[Items from an interface collection]

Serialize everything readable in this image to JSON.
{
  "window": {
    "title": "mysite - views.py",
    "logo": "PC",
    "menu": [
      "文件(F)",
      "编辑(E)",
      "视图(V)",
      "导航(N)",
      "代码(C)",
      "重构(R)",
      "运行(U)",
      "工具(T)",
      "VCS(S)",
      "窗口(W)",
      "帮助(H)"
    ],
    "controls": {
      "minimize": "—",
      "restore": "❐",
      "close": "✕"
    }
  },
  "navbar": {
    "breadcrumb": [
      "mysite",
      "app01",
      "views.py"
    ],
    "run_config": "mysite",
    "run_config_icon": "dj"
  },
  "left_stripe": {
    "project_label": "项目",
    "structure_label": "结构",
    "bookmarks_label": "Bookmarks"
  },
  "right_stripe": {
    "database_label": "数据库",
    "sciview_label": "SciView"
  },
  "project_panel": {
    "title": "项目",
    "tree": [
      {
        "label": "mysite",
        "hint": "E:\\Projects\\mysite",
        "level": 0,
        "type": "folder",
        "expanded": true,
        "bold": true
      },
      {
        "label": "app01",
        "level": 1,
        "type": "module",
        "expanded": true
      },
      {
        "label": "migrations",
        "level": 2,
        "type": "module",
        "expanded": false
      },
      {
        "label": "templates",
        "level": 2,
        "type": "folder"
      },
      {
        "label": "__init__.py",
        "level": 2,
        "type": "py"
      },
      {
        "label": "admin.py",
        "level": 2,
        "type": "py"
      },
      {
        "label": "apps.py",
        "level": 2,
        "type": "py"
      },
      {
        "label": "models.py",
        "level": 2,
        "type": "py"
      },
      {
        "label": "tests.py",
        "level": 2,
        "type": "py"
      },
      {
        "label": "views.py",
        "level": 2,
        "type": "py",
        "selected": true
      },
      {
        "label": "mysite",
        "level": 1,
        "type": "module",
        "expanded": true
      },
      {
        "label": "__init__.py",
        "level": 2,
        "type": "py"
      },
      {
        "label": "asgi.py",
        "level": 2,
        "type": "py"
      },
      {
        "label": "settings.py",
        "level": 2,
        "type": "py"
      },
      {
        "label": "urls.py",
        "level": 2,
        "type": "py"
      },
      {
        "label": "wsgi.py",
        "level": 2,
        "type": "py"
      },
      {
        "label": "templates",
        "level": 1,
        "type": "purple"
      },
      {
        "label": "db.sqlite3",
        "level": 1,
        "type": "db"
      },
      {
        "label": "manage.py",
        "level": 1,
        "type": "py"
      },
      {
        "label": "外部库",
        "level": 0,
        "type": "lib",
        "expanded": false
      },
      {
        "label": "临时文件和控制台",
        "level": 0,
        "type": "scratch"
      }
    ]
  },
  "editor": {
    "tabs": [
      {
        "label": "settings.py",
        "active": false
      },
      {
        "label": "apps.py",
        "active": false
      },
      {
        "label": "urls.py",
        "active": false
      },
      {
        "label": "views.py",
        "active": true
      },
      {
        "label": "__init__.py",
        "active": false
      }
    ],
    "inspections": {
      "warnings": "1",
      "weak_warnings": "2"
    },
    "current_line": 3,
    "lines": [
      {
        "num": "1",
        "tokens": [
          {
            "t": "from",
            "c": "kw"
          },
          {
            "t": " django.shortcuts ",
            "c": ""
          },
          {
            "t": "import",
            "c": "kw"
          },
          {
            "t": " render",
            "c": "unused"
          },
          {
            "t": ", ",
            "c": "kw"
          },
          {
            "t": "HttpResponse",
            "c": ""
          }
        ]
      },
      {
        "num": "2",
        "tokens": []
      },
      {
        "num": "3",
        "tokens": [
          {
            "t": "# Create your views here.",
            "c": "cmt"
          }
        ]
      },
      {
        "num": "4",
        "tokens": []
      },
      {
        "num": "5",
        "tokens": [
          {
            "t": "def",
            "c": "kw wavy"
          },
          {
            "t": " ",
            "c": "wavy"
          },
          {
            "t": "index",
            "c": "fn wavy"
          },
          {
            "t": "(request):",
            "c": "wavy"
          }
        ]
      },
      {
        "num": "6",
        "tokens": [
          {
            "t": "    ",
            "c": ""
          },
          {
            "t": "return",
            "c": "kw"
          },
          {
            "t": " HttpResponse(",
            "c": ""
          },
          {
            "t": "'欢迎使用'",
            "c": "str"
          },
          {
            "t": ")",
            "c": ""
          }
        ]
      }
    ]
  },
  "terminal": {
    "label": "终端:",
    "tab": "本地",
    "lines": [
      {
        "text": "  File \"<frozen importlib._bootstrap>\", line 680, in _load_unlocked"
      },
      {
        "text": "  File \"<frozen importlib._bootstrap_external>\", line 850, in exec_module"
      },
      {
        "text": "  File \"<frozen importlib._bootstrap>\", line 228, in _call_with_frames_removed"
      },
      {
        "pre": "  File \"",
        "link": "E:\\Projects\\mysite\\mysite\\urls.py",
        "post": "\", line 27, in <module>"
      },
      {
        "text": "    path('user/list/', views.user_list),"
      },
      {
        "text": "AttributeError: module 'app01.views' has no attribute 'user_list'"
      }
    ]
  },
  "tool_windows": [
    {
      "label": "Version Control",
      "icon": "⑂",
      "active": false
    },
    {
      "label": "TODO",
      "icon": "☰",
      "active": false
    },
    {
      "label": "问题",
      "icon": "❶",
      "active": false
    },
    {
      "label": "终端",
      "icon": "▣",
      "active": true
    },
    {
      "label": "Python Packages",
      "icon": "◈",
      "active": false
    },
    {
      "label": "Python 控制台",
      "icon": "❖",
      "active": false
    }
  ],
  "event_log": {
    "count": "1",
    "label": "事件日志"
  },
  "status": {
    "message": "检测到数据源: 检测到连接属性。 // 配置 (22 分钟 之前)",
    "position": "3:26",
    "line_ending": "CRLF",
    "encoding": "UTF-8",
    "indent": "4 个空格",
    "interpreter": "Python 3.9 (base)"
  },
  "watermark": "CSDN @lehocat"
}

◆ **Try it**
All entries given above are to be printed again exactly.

◆ **Result for this exercise**
Serialize everything readable in this image to JSON.
{
  "window": {
    "title": "mysite - views.py",
    "logo": "PC",
    "menu": [
      "文件(F)",
      "编辑(E)",
      "视图(V)",
      "导航(N)",
      "代码(C)",
      "重构(R)",
      "运行(U)",
      "工具(T)",
      "VCS(S)",
      "窗口(W)",
      "帮助(H)"
    ],
    "controls": {
      "minimize": "—",
      "restore": "❐",
      "close": "✕"
    }
  },
  "navbar": {
    "breadcrumb": [
      "mysite",
      "app01",
      "views.py"
    ],
    "run_config": "mysite",
    "run_config_icon": "dj"
  },
  "left_stripe": {
    "project_label": "项目",
    "structure_label": "结构",
    "bookmarks_label": "Bookmarks"
  },
  "right_stripe": {
    "database_label": "数据库",
    "sciview_label": "SciView"
  },
  "project_panel": {
    "title": "项目",
    "tree": [
      {
        "label": "mysite",
        "hint": "E:\\Projects\\mysite",
        "level": 0,
        "type": "folder",
        "expanded": true,
        "bold": true
      },
      {
        "label": "app01",
        "level": 1,
        "type": "module",
        "expanded": true
      },
      {
        "label": "migrations",
        "level": 2,
        "type": "module",
        "expanded": false
      },
      {
        "label": "templates",
        "level": 2,
        "type": "folder"
      },
      {
        "label": "__init__.py",
        "level": 2,
        "type": "py"
      },
      {
        "label": "admin.py",
        "level": 2,
        "type": "py"
      },
      {
        "label": "apps.py",
        "level": 2,
        "type": "py"
      },
      {
        "label": "models.py",
        "level": 2,
        "type": "py"
      },
      {
        "label": "tests.py",
        "level": 2,
        "type": "py"
      },
      {
        "label": "views.py",
        "level": 2,
        "type": "py",
        "selected": true
      },
      {
        "label": "mysite",
        "level": 1,
        "type": "module",
        "expanded": true
      },
      {
        "label": "__init__.py",
        "level": 2,
        "type": "py"
      },
      {
        "label": "asgi.py",
        "level": 2,
        "type": "py"
      },
      {
        "label": "settings.py",
        "level": 2,
        "type": "py"
      },
      {
        "label": "urls.py",
        "level": 2,
        "type": "py"
      },
      {
        "label": "wsgi.py",
        "level": 2,
        "type": "py"
      },
      {
        "label": "templates",
        "level": 1,
        "type": "purple"
      },
      {
        "label": "db.sqlite3",
        "level": 1,
        "type": "db"
      },
      {
        "label": "manage.py",
        "level": 1,
        "type": "py"
      },
      {
        "label": "外部库",
        "level": 0,
        "type": "lib",
        "expanded": false
      },
      {
        "label": "临时文件和控制台",
        "level": 0,
        "type": "scratch"
      }
    ]
  },
  "editor": {
    "tabs": [
      {
        "label": "settings.py",
        "active": false
      },
      {
        "label": "apps.py",
        "active": false
      },
      {
        "label": "urls.py",
        "active": false
      },
      {
        "label": "views.py",
        "active": true
      },
      {
        "label": "__init__.py",
        "active": false
      }
    ],
    "inspections": {
      "warnings": "1",
      "weak_warnings": "2"
    },
    "current_line": 3,
    "lines": [
      {
        "num": "1",
        "tokens": [
          {
            "t": "from",
            "c": "kw"
          },
          {
            "t": " django.shortcuts ",
            "c": ""
          },
          {
            "t": "import",
            "c": "kw"
          },
          {
            "t": " render",
            "c": "unused"
          },
          {
            "t": ", ",
            "c": "kw"
          },
          {
            "t": "HttpResponse",
            "c": ""
          }
        ]
      },
      {
        "num": "2",
        "tokens": []
      },
      {
        "num": "3",
        "tokens": [
          {
            "t": "# Create your views here.",
            "c": "cmt"
          }
        ]
      },
      {
        "num": "4",
        "tokens": []
      },
      {
        "num": "5",
        "tokens": [
          {
            "t": "def",
            "c": "kw wavy"
          },
          {
            "t": " ",
            "c": "wavy"
          },
          {
            "t": "index",
            "c": "fn wavy"
          },
          {
            "t": "(request):",
            "c": "wavy"
          }
        ]
      },
      {
        "num": "6",
        "tokens": [
          {
            "t": "    ",
            "c": ""
          },
          {
            "t": "return",
            "c": "kw"
          },
          {
            "t": " HttpResponse(",
            "c": ""
          },
          {
            "t": "'欢迎使用'",
            "c": "str"
          },
          {
            "t": ")",
            "c": ""
          }
        ]
      }
    ]
  },
  "terminal": {
    "label": "终端:",
    "tab": "本地",
    "lines": [
      {
        "text": "  File \"<frozen importlib._bootstrap>\", line 680, in _load_unlocked"
      },
      {
        "text": "  File \"<frozen importlib._bootstrap_external>\", line 850, in exec_module"
      },
      {
        "text": "  File \"<frozen importlib._bootstrap>\", line 228, in _call_with_frames_removed"
      },
      {
        "pre": "  File \"",
        "link": "E:\\Projects\\mysite\\mysite\\urls.py",
        "post": "\", line 27, in <module>"
      },
      {
        "text": "    path('user/list/', views.user_list),"
      },
      {
        "text": "AttributeError: module 'app01.views' has no attribute 'user_list'"
      }
    ]
  },
  "tool_windows": [
    {
      "label": "Version Control",
      "icon": "⑂",
      "active": false
    },
    {
      "label": "TODO",
      "icon": "☰",
      "active": false
    },
    {
      "label": "问题",
      "icon": "❶",
      "active": false
    },
    {
      "label": "终端",
      "icon": "▣",
      "active": true
    },
    {
      "label": "Python Packages",
      "icon": "◈",
      "active": false
    },
    {
      "label": "Python 控制台",
      "icon": "❖",
      "active": false
    }
  ],
  "event_log": {
    "count": "1",
    "label": "事件日志"
  },
  "status": {
    "message": "检测到数据源: 检测到连接属性。 // 配置 (22 分钟 之前)",
    "position": "3:26",
    "line_ending": "CRLF",
    "encoding": "UTF-8",
    "indent": "4 个空格",
    "interpreter": "Python 3.9 (base)"
  },
  "watermark": "CSDN @lehocat"
}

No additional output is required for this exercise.